PROBLEM REQUIREMENTS
Without including any image, repeat every record exactly.

DATASET EXTRACT
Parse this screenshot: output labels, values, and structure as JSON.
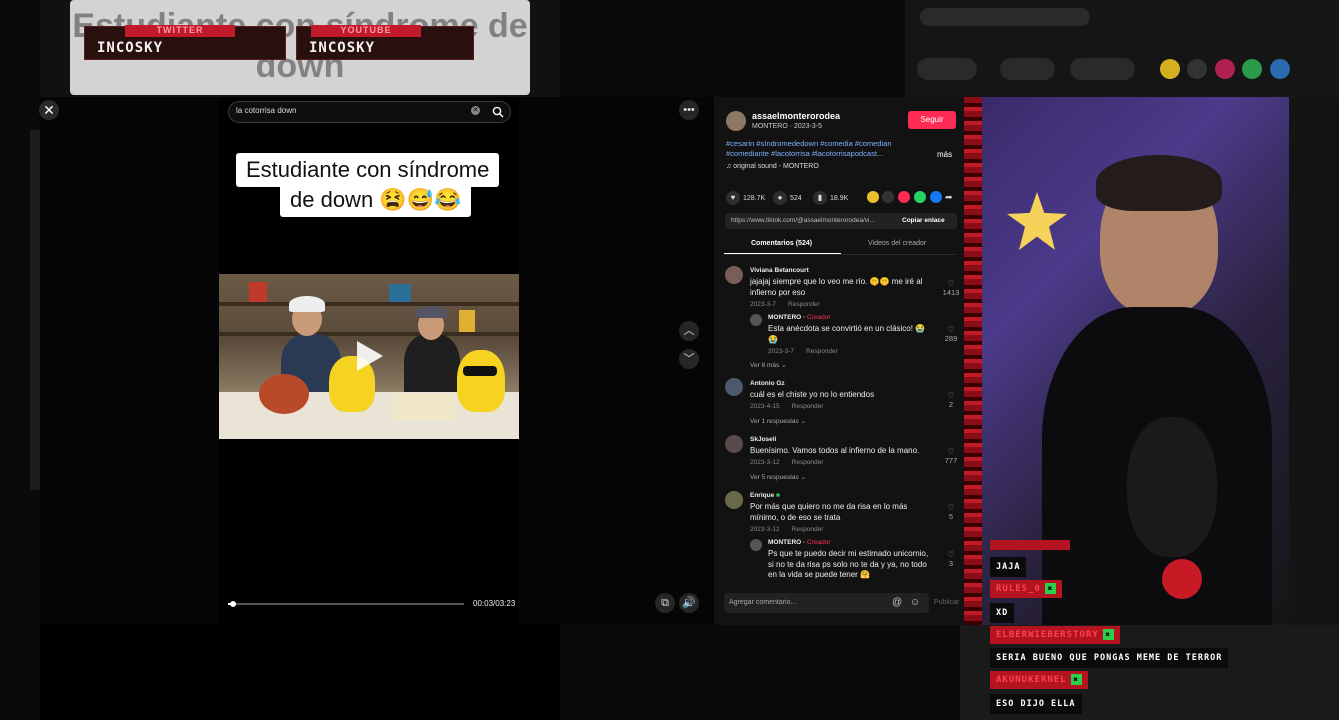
{
  "background": {
    "blurred_title": "Estudiante con síndrome de down",
    "social": [
      {
        "platform": "TWITTER",
        "handle": "INCOSKY"
      },
      {
        "platform": "YOUTUBE",
        "handle": "INCOSKY"
      }
    ]
  },
  "player": {
    "search_query": "la cotorrisa down",
    "caption_line1": "Estudiante con síndrome",
    "caption_line2": "de down 😫😅😂",
    "time": "00:03/03:23",
    "progress_fraction": 0.015
  },
  "post": {
    "username": "assaelmonterorodea",
    "meta": "MONTERO · 2023-3-5",
    "follow_label": "Seguir",
    "hashtags": "#cesarin #síndromededown #comedia #comedian #comediante #lacotorrisa #lacotorrisapodcast...",
    "more_label": "más",
    "sound": "original sound - MONTERO",
    "likes": "128.7K",
    "comments": "524",
    "saves": "18.9K",
    "link": "https://www.tiktok.com/@assaelmonterorodea/vi...",
    "copy_link_label": "Copiar enlace",
    "tab_comments": "Comentarios (524)",
    "tab_creator": "Videos del creador"
  },
  "comments": [
    {
      "name": "Viviana Betancourt",
      "text": "jajajaj siempre que lo veo me río. 🤫🤫 me iré al infierno por eso",
      "date": "2023-3-7",
      "reply": "Responder",
      "likes": "1413"
    },
    {
      "name": "MONTERO",
      "creator_tag": "Creador",
      "text": "Esta anécdota se convirtió en un clásico! 😭😭",
      "date": "2023-3-7",
      "reply": "Responder",
      "likes": "289",
      "more": "Ver 8 más ⌄"
    },
    {
      "name": "Antonio Gz",
      "text": "cuál es el chiste yo no lo entiendos",
      "date": "2023-4-15",
      "reply": "Responder",
      "likes": "2",
      "more": "Ver 1 respuestas ⌄"
    },
    {
      "name": "SkJoseli",
      "text": "Buenísimo. Vamos todos al infierno de la mano.",
      "date": "2023-3-12",
      "reply": "Responder",
      "likes": "777",
      "more": "Ver 5 respuestas ⌄"
    },
    {
      "name": "Enrique",
      "text": "Por más que quiero no me da risa en lo más mínimo, o de eso se trata",
      "date": "2023-3-12",
      "reply": "Responder",
      "likes": "5"
    },
    {
      "name": "MONTERO",
      "creator_tag": "Creador",
      "text": "Ps que te puedo decir mi estimado unicornio, si no te da risa ps solo no te da y ya, no todo en la vida se puede tener 🤗",
      "likes": "3"
    }
  ],
  "comment_input": {
    "placeholder": "Agregar comentario...",
    "publish": "Publicar"
  },
  "chat": [
    {
      "type": "msg",
      "text": "JAJA"
    },
    {
      "type": "name",
      "text": "RULES_0"
    },
    {
      "type": "msg",
      "text": "XD"
    },
    {
      "type": "name",
      "text": "ELBERWIEBERSTORY"
    },
    {
      "type": "msg",
      "text": "SERIA BUENO QUE PONGAS MEME DE TERROR"
    },
    {
      "type": "name",
      "text": "AKUNUKERNEL"
    },
    {
      "type": "msg",
      "text": "ESO DIJO ELLA"
    }
  ],
  "colors": {
    "accent": "#fe2c55",
    "link": "#7db0ff",
    "chat_red": "#b3141f",
    "mod_green": "#2bd04a"
  }
}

ANSWER SPACE
Parse this screenshot: output labels, values, and structure as JSON.
{
  "background": {
    "blurred_title": "Estudiante con síndrome de down",
    "social": [
      {
        "platform": "TWITTER",
        "handle": "INCOSKY"
      },
      {
        "platform": "YOUTUBE",
        "handle": "INCOSKY"
      }
    ]
  },
  "player": {
    "search_query": "la cotorrisa down",
    "caption_line1": "Estudiante con síndrome",
    "caption_line2": "de down 😫😅😂",
    "time": "00:03/03:23",
    "progress_fraction": 0.015
  },
  "post": {
    "username": "assaelmonterorodea",
    "meta": "MONTERO · 2023-3-5",
    "follow_label": "Seguir",
    "hashtags": "#cesarin #síndromededown #comedia #comedian #comediante #lacotorrisa #lacotorrisapodcast...",
    "more_label": "más",
    "sound": "original sound - MONTERO",
    "likes": "128.7K",
    "comments": "524",
    "saves": "18.9K",
    "link": "https://www.tiktok.com/@assaelmonterorodea/vi...",
    "copy_link_label": "Copiar enlace",
    "tab_comments": "Comentarios (524)",
    "tab_creator": "Videos del creador"
  },
  "comments": [
    {
      "name": "Viviana Betancourt",
      "text": "jajajaj siempre que lo veo me río. 🤫🤫 me iré al infierno por eso",
      "date": "2023-3-7",
      "reply": "Responder",
      "likes": "1413"
    },
    {
      "name": "MONTERO",
      "creator_tag": "Creador",
      "text": "Esta anécdota se convirtió en un clásico! 😭😭",
      "date": "2023-3-7",
      "reply": "Responder",
      "likes": "289",
      "more": "Ver 8 más ⌄"
    },
    {
      "name": "Antonio Gz",
      "text": "cuál es el chiste yo no lo entiendos",
      "date": "2023-4-15",
      "reply": "Responder",
      "likes": "2",
      "more": "Ver 1 respuestas ⌄"
    },
    {
      "name": "SkJoseli",
      "text": "Buenísimo. Vamos todos al infierno de la mano.",
      "date": "2023-3-12",
      "reply": "Responder",
      "likes": "777",
      "more": "Ver 5 respuestas ⌄"
    },
    {
      "name": "Enrique",
      "text": "Por más que quiero no me da risa en lo más mínimo, o de eso se trata",
      "date": "2023-3-12",
      "reply": "Responder",
      "likes": "5"
    },
    {
      "name": "MONTERO",
      "creator_tag": "Creador",
      "text": "Ps que te puedo decir mi estimado unicornio, si no te da risa ps solo no te da y ya, no todo en la vida se puede tener 🤗",
      "likes": "3"
    }
  ],
  "comment_input": {
    "placeholder": "Agregar comentario...",
    "publish": "Publicar"
  },
  "chat": [
    {
      "type": "msg",
      "text": "JAJA"
    },
    {
      "type": "name",
      "text": "RULES_0"
    },
    {
      "type": "msg",
      "text": "XD"
    },
    {
      "type": "name",
      "text": "ELBERWIEBERSTORY"
    },
    {
      "type": "msg",
      "text": "SERIA BUENO QUE PONGAS MEME DE TERROR"
    },
    {
      "type": "name",
      "text": "AKUNUKERNEL"
    },
    {
      "type": "msg",
      "text": "ESO DIJO ELLA"
    }
  ],
  "colors": {
    "accent": "#fe2c55",
    "link": "#7db0ff",
    "chat_red": "#b3141f",
    "mod_green": "#2bd04a"
  }
}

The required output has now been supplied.